# Problem to solve:
From first line to last, give the records again word for word and omit the pictures.

=== Data to use ===

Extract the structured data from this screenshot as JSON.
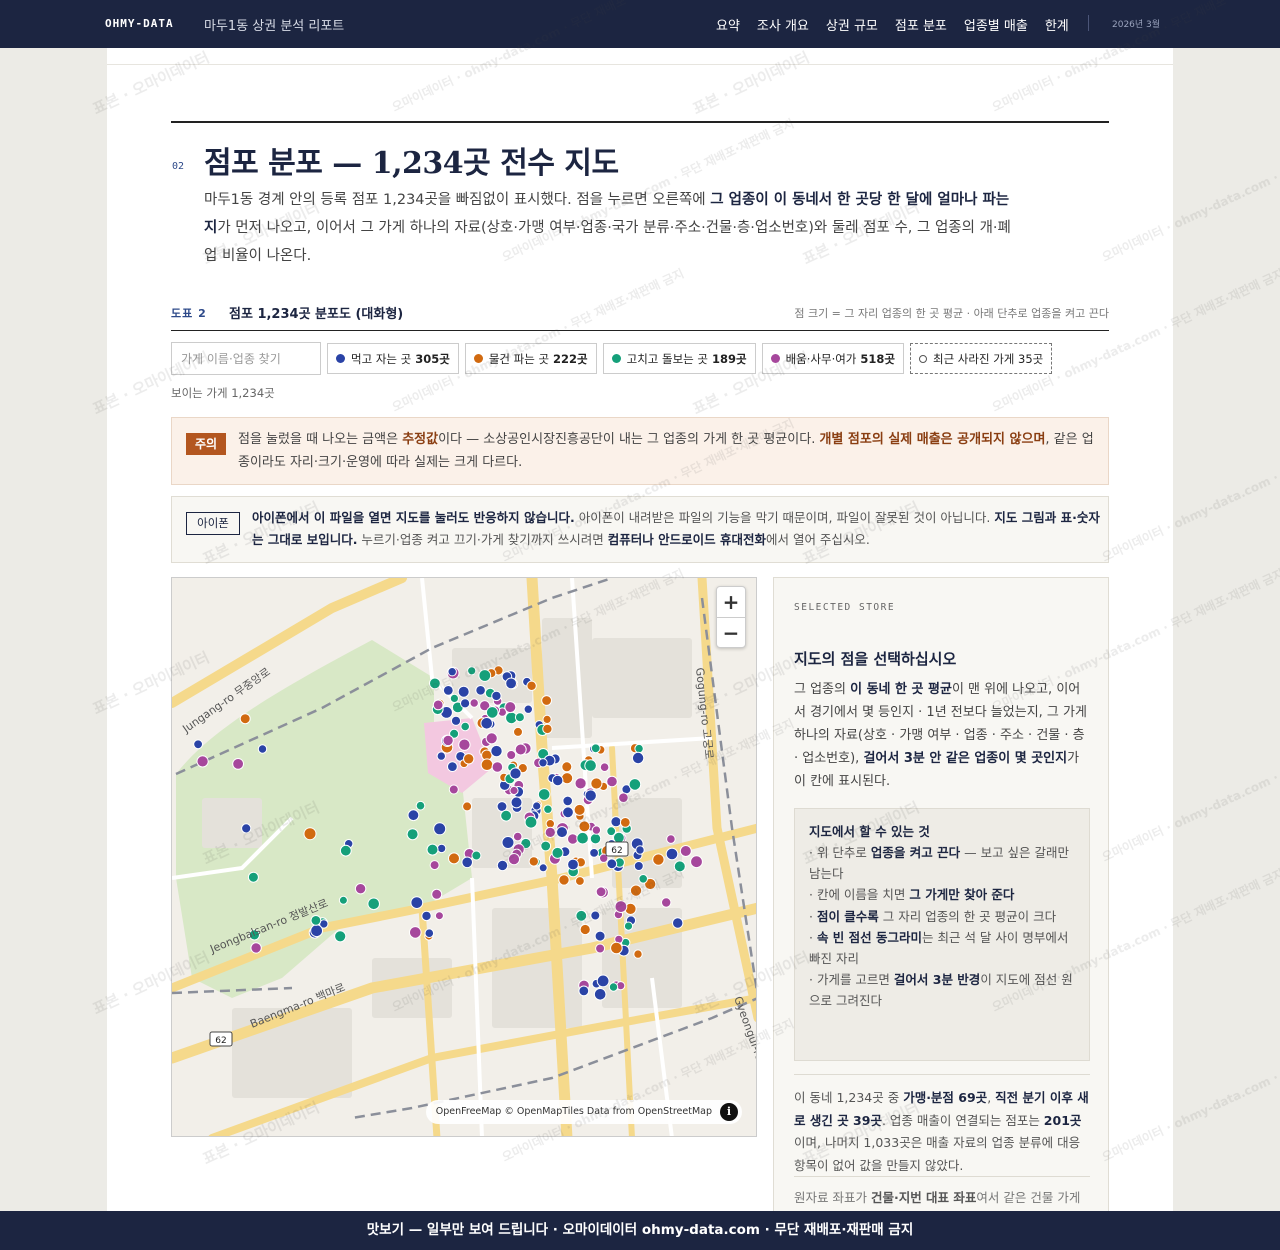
{
  "header": {
    "brand": "OHMY-DATA",
    "report_title": "마두1동 상권 분석 리포트",
    "nav": [
      "요약",
      "조사 개요",
      "상권 규모",
      "점포 분포",
      "업종별 매출",
      "한계"
    ],
    "date": "2026년 3월"
  },
  "section": {
    "number": "02",
    "title": "점포 분포 — 1,234곳 전수 지도",
    "lead_1": "마두1동 경계 안의 등록 점포 1,234곳을 빠짐없이 표시했다. 점을 누르면 오른쪽에 ",
    "lead_b1": "그 업종이 이 동네서 한 곳당 한 달에 얼마나 파는지",
    "lead_2": "가 먼저 나오고, 이어서 그 가게 하나의 자료(상호·가맹 여부·업종·국가 분류·주소·건물·층·업소번호)와 둘레 점포 수, 그 업종의 개·폐업 비율이 나온다."
  },
  "figure": {
    "number": "도표 2",
    "title": "점포 1,234곳 분포도 (대화형)",
    "note": "점 크기 = 그 자리 업종의 한 곳 평균 · 아래 단추로 업종을 켜고 끈다"
  },
  "search": {
    "placeholder": "가게 이름·업종 찾기"
  },
  "filters": [
    {
      "label": "먹고 자는 곳",
      "count": "305곳",
      "color": "#2a43a6"
    },
    {
      "label": "물건 파는 곳",
      "count": "222곳",
      "color": "#d16a10"
    },
    {
      "label": "고치고 돌보는 곳",
      "count": "189곳",
      "color": "#15a07a"
    },
    {
      "label": "배움·사무·여가",
      "count": "518곳",
      "color": "#a6479c"
    }
  ],
  "closed_filter": {
    "label": "최근 사라진 가게 35곳"
  },
  "visible_count": "보이는 가게 1,234곳",
  "notice": {
    "tag": "주의",
    "t1": "점을 눌렀을 때 나오는 금액은 ",
    "b1": "추정값",
    "t2": "이다 — 소상공인시장진흥공단이 내는 그 업종의 가게 한 곳 평균이다. ",
    "b2": "개별 점포의 실제 매출은 공개되지 않으며",
    "t3": ", 같은 업종이라도 자리·크기·운영에 따라 실제는 크게 다르다."
  },
  "iphone": {
    "tag": "아이폰",
    "b1": "아이폰에서 이 파일을 열면 지도를 눌러도 반응하지 않습니다.",
    "t1": " 아이폰이 내려받은 파일의 기능을 막기 때문이며, 파일이 잘못된 것이 아닙니다. ",
    "b2": "지도 그림과 표·숫자는 그대로 보입니다.",
    "t2": " 누르기·업종 켜고 끄기·가게 찾기까지 쓰시려면 ",
    "b3": "컴퓨터나 안드로이드 휴대전화",
    "t3": "에서 열어 주십시오."
  },
  "map": {
    "zoom_in": "+",
    "zoom_out": "−",
    "attribution": "OpenFreeMap © OpenMapTiles Data from OpenStreetMap",
    "info": "i",
    "roads": [
      "Jungang-ro 무중앙로",
      "Jeongbalsan-ro 정발산로",
      "Baengma-ro 백마로",
      "Gogung-ro 고궁로",
      "Gyeongui-ro"
    ],
    "shield_1": "62",
    "shield_2": "62"
  },
  "panel": {
    "eyebrow": "SELECTED STORE",
    "title": "지도의 점을 선택하십시오",
    "d1": "그 업종의 ",
    "db1": "이 동네 한 곳 평균",
    "d2": "이 맨 위에 나오고, 이어서 경기에서 몇 등인지 · 1년 전보다 늘었는지, 그 가게 하나의 자료(상호 · 가맹 여부 · 업종 · 주소 · 건물 · 층 · 업소번호), ",
    "db2": "걸어서 3분 안 같은 업종이 몇 곳인지",
    "d3": "가 이 칸에 표시된다.",
    "howto_title": "지도에서 할 수 있는 것",
    "h1a": "· 위 단추로 ",
    "h1b": "업종을 켜고 끈다",
    "h1c": " — 보고 싶은 갈래만 남는다",
    "h2a": "· 칸에 이름을 치면 ",
    "h2b": "그 가게만 찾아 준다",
    "h3a": "· ",
    "h3b": "점이 클수록",
    "h3c": " 그 자리 업종의 한 곳 평균이 크다",
    "h4a": "· ",
    "h4b": "속 빈 점선 동그라미",
    "h4c": "는 최근 석 달 사이 명부에서 빠진 자리",
    "h5a": "· 가게를 고르면 ",
    "h5b": "걸어서 3분 반경",
    "h5c": "이 지도에 점선 원으로 그려진다",
    "s1": "이 동네 1,234곳 중 ",
    "sb1": "가맹·분점 69곳",
    "s2": ", ",
    "sb2": "직전 분기 이후 새로 생긴 곳 39곳",
    "s3": ". 업종 매출이 연결되는 점포는 ",
    "sb3": "201곳",
    "s4": "이며, 나머지 1,033곳은 매출 자료의 업종 분류에 대응 항목이 없어 값을 만들지 않았다.",
    "f1": "원자료 좌표가 ",
    "fb1": "건물·지번 대표 좌표",
    "f2": "여서 같은 건물 가게들은 지도에서 한 점으로 겹친다. 겹친 자리는"
  },
  "footer": {
    "text": "맛보기 — 일부만 보여 드립니다 · 오마이데이터 ohmy-data.com · 무단 재배포·재판매 금지"
  },
  "watermark": {
    "a": "표본 · 오마이데이터",
    "b": "오마이데이터 · ohmy-data.com · 무단 재배포·재판매 금지"
  }
}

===

# Exercise solution:
Extract the structured data from this screenshot as JSON.
{
  "header": {
    "brand": "OHMY-DATA",
    "report_title": "마두1동 상권 분석 리포트",
    "nav": [
      "요약",
      "조사 개요",
      "상권 규모",
      "점포 분포",
      "업종별 매출",
      "한계"
    ],
    "date": "2026년 3월"
  },
  "section": {
    "number": "02",
    "title": "점포 분포 — 1,234곳 전수 지도",
    "lead_1": "마두1동 경계 안의 등록 점포 1,234곳을 빠짐없이 표시했다. 점을 누르면 오른쪽에 ",
    "lead_b1": "그 업종이 이 동네서 한 곳당 한 달에 얼마나 파는지",
    "lead_2": "가 먼저 나오고, 이어서 그 가게 하나의 자료(상호·가맹 여부·업종·국가 분류·주소·건물·층·업소번호)와 둘레 점포 수, 그 업종의 개·폐업 비율이 나온다."
  },
  "figure": {
    "number": "도표 2",
    "title": "점포 1,234곳 분포도 (대화형)",
    "note": "점 크기 = 그 자리 업종의 한 곳 평균 · 아래 단추로 업종을 켜고 끈다"
  },
  "search": {
    "placeholder": "가게 이름·업종 찾기"
  },
  "filters": [
    {
      "label": "먹고 자는 곳",
      "count": "305곳",
      "color": "#2a43a6"
    },
    {
      "label": "물건 파는 곳",
      "count": "222곳",
      "color": "#d16a10"
    },
    {
      "label": "고치고 돌보는 곳",
      "count": "189곳",
      "color": "#15a07a"
    },
    {
      "label": "배움·사무·여가",
      "count": "518곳",
      "color": "#a6479c"
    }
  ],
  "closed_filter": {
    "label": "최근 사라진 가게 35곳"
  },
  "visible_count": "보이는 가게 1,234곳",
  "notice": {
    "tag": "주의",
    "t1": "점을 눌렀을 때 나오는 금액은 ",
    "b1": "추정값",
    "t2": "이다 — 소상공인시장진흥공단이 내는 그 업종의 가게 한 곳 평균이다. ",
    "b2": "개별 점포의 실제 매출은 공개되지 않으며",
    "t3": ", 같은 업종이라도 자리·크기·운영에 따라 실제는 크게 다르다."
  },
  "iphone": {
    "tag": "아이폰",
    "b1": "아이폰에서 이 파일을 열면 지도를 눌러도 반응하지 않습니다.",
    "t1": " 아이폰이 내려받은 파일의 기능을 막기 때문이며, 파일이 잘못된 것이 아닙니다. ",
    "b2": "지도 그림과 표·숫자는 그대로 보입니다.",
    "t2": " 누르기·업종 켜고 끄기·가게 찾기까지 쓰시려면 ",
    "b3": "컴퓨터나 안드로이드 휴대전화",
    "t3": "에서 열어 주십시오."
  },
  "map": {
    "zoom_in": "+",
    "zoom_out": "−",
    "attribution": "OpenFreeMap © OpenMapTiles Data from OpenStreetMap",
    "info": "i",
    "roads": [
      "Jungang-ro 무중앙로",
      "Jeongbalsan-ro 정발산로",
      "Baengma-ro 백마로",
      "Gogung-ro 고궁로",
      "Gyeongui-ro"
    ],
    "shield_1": "62",
    "shield_2": "62"
  },
  "panel": {
    "eyebrow": "SELECTED STORE",
    "title": "지도의 점을 선택하십시오",
    "d1": "그 업종의 ",
    "db1": "이 동네 한 곳 평균",
    "d2": "이 맨 위에 나오고, 이어서 경기에서 몇 등인지 · 1년 전보다 늘었는지, 그 가게 하나의 자료(상호 · 가맹 여부 · 업종 · 주소 · 건물 · 층 · 업소번호), ",
    "db2": "걸어서 3분 안 같은 업종이 몇 곳인지",
    "d3": "가 이 칸에 표시된다.",
    "howto_title": "지도에서 할 수 있는 것",
    "h1a": "· 위 단추로 ",
    "h1b": "업종을 켜고 끈다",
    "h1c": " — 보고 싶은 갈래만 남는다",
    "h2a": "· 칸에 이름을 치면 ",
    "h2b": "그 가게만 찾아 준다",
    "h3a": "· ",
    "h3b": "점이 클수록",
    "h3c": " 그 자리 업종의 한 곳 평균이 크다",
    "h4a": "· ",
    "h4b": "속 빈 점선 동그라미",
    "h4c": "는 최근 석 달 사이 명부에서 빠진 자리",
    "h5a": "· 가게를 고르면 ",
    "h5b": "걸어서 3분 반경",
    "h5c": "이 지도에 점선 원으로 그려진다",
    "s1": "이 동네 1,234곳 중 ",
    "sb1": "가맹·분점 69곳",
    "s2": ", ",
    "sb2": "직전 분기 이후 새로 생긴 곳 39곳",
    "s3": ". 업종 매출이 연결되는 점포는 ",
    "sb3": "201곳",
    "s4": "이며, 나머지 1,033곳은 매출 자료의 업종 분류에 대응 항목이 없어 값을 만들지 않았다.",
    "f1": "원자료 좌표가 ",
    "fb1": "건물·지번 대표 좌표",
    "f2": "여서 같은 건물 가게들은 지도에서 한 점으로 겹친다. 겹친 자리는"
  },
  "footer": {
    "text": "맛보기 — 일부만 보여 드립니다 · 오마이데이터 ohmy-data.com · 무단 재배포·재판매 금지"
  },
  "watermark": {
    "a": "표본 · 오마이데이터",
    "b": "오마이데이터 · ohmy-data.com · 무단 재배포·재판매 금지"
  }
}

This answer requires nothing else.